• **Listed records**:
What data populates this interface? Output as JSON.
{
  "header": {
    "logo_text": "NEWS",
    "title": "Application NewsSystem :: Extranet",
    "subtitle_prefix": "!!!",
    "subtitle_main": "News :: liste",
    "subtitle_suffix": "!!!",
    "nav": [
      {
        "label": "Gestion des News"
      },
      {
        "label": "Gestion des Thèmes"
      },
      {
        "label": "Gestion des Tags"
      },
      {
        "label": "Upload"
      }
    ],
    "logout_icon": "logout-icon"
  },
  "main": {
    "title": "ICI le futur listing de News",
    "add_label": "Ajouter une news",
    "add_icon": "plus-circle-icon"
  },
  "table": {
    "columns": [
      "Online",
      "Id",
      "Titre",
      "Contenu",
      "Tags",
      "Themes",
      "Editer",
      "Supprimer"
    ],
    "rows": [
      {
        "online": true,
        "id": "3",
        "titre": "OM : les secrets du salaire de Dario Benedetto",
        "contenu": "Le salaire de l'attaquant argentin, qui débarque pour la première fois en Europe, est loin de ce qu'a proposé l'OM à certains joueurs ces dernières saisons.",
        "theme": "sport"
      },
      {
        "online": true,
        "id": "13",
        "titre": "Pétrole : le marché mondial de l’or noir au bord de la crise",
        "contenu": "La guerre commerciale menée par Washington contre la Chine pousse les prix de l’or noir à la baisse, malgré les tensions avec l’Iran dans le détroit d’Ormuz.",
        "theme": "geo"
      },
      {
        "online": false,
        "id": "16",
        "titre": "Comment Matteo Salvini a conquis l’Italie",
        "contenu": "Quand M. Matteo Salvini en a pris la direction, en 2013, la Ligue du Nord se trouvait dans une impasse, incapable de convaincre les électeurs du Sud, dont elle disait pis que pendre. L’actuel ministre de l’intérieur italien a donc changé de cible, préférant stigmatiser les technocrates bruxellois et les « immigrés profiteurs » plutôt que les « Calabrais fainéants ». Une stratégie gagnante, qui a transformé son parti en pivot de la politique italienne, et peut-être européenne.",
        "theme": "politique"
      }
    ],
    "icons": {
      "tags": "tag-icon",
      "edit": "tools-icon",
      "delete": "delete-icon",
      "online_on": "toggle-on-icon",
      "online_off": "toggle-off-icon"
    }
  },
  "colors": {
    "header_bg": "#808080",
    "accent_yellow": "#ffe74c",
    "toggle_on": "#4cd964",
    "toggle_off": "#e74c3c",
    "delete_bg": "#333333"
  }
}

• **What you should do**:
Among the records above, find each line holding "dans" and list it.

• **Response area**:
        "contenu": "La guerre commerciale menée par Washington contre la Chine pousse les prix de l’or noir à la baisse, malgré les tensions avec l’Iran dans le détroit d’Ormuz.",
        "contenu": "Quand M. Matteo Salvini en a pris la direction, en 2013, la Ligue du Nord se trouvait dans une impasse, incapable de convaincre les électeurs du Sud, dont elle disait pis que pendre. L’actuel ministre de l’intérieur italien a donc changé de cible, préférant stigmatiser les technocrates bruxellois et les « immigrés profiteurs » plutôt que les « Calabrais fainéants ». Une stratégie gagnante, qui a transformé son parti en pivot de la politique italienne, et peut-être européenne.",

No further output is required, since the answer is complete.